In violent societies, escaping violence is often an alternative to disappearing altogether. Yet, within the culture of Anglo-American hegemonic masculinity, there is a preference for solutions that change the behaviour of the perpetrators of violence, rather than solutions that simply rescue people from danger.
This discussion provides a new perspective on such a culture. There will be two presentations, one of which will reveal research results from a study of discourses of protection in international relations. This study suggests that privileging solutions that change the behaviour of others by means of power to protect people is associated with the escalation of violence. This is because violence is often a complex relationship that is difficult to grasp from the outside. Oversimplifying violent relationships and acting with power against the assumed atrocity criminal tends to escalate violence.
The second presentation exemplifies this logic by showing how efforts to change the assumed perpetrators of violence in Afghanistan ended up escalating violence. Oversimplified narratives of the problem of violence there led to simplistic, power-obsessed policies that ultimately resulted in increased disappearances and deaths and the subsequent failure of the powerful US-led operation. The presenter of this part is a scholar who escaped death and disappearance of Afghanistan by coming to the UK as a refugee. He is one of the university’s many sanctuary scholars whom Britain rescued from violence it had itself participated in escalating with a power-biased militaristic approach.
This event is supported by Arts Council England National Lottery; the Centre for the Study of Violence, University of Bath; ESRC Festival of Social Sciences; the Global Insecurities Centre, University of Bristol; the Centre for Death and Society, University of Bath; and UCC, Cork.
It is also partnered by Bristol Ideas; Locate International; Trebuchet Art Magazine, and The Philosopher.

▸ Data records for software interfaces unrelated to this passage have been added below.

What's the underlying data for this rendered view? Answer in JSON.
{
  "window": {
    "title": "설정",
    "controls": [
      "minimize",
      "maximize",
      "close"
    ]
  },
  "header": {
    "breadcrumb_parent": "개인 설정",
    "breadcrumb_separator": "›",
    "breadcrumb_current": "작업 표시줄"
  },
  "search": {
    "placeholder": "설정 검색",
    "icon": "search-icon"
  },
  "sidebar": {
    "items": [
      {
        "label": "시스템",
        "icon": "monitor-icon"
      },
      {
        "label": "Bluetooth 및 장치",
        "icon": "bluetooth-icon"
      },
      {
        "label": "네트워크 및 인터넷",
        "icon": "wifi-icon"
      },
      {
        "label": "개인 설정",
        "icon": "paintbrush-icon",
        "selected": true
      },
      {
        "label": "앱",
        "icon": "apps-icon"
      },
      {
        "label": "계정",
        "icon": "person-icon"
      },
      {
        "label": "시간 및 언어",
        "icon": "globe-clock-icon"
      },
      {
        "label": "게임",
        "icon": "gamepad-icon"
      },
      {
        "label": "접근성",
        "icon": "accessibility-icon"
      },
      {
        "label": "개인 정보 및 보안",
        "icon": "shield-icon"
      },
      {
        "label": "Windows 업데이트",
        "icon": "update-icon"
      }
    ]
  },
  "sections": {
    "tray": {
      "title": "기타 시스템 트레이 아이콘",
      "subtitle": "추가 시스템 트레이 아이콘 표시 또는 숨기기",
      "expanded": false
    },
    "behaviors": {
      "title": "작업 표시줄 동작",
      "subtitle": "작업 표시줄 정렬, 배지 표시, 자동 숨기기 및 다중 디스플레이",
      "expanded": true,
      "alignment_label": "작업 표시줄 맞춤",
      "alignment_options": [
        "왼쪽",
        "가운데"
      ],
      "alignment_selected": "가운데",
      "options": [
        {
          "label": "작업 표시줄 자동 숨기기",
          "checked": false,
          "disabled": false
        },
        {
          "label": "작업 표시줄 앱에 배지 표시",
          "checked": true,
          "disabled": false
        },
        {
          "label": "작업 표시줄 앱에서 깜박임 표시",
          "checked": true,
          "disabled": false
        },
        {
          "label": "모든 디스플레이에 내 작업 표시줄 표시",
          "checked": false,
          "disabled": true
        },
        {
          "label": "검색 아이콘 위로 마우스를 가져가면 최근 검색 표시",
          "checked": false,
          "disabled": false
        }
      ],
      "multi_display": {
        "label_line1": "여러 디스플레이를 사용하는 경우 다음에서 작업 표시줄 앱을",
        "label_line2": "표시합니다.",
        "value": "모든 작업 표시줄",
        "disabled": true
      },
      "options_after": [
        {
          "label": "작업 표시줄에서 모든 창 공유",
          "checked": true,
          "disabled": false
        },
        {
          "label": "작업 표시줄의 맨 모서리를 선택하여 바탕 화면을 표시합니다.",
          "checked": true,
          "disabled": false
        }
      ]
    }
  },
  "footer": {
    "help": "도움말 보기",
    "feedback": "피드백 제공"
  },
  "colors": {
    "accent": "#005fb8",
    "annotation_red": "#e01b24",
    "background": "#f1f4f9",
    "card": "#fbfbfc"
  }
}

This Event is part of the State of Disappearance Art Exhibition https://www.historiesofviolence.com/stateofdisappearance
Image: Chantal Meza (2017) Estado de Terror, Mixed Media
Timo Kivimäki is Professor of International Relations at the University of Bath.
Habib Wardak is Sanctuary Scholar at the University of Bath. He is a civil society activist in his home country, Afghanistan, and a refugee in the United Kingdom.